- _EXERCISE GOAL_
Look through the records below, and whenever a line contains "icon", copy it.

- _INPUT_
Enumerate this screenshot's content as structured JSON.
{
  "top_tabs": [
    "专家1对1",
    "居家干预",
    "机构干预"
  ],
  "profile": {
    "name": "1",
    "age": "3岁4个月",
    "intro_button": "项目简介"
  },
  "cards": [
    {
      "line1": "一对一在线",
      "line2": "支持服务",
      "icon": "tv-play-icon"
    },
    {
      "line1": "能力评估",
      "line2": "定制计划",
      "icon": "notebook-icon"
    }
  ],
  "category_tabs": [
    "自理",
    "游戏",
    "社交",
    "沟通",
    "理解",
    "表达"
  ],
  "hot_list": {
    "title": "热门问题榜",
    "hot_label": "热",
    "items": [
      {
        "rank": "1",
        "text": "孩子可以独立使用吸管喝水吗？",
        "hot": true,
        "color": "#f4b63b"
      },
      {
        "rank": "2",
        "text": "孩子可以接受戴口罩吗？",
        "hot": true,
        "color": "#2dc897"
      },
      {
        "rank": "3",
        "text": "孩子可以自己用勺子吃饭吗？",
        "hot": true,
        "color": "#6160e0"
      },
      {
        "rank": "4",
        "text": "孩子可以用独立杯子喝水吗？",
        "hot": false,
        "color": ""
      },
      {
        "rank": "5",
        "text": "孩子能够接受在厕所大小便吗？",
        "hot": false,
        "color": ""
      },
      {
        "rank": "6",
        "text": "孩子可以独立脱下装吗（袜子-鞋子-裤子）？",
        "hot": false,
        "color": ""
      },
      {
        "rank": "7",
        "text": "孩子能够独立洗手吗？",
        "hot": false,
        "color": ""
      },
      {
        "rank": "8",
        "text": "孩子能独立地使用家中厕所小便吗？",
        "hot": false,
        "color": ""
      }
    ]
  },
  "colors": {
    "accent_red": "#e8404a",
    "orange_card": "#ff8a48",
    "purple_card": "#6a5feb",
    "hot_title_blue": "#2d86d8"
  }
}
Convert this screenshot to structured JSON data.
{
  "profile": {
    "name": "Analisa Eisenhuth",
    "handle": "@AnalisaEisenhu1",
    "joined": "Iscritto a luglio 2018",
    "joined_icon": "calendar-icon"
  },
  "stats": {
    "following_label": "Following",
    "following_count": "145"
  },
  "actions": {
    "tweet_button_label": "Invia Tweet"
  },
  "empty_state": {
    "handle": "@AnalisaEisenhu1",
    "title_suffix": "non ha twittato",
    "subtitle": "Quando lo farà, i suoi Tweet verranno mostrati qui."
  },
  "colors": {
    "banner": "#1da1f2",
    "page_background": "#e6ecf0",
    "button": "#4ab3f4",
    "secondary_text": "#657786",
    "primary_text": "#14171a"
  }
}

- _ANSWER SECTION_
      "icon": "tv-play-icon"
      "icon": "notebook-icon"
    "joined_icon": "calendar-icon"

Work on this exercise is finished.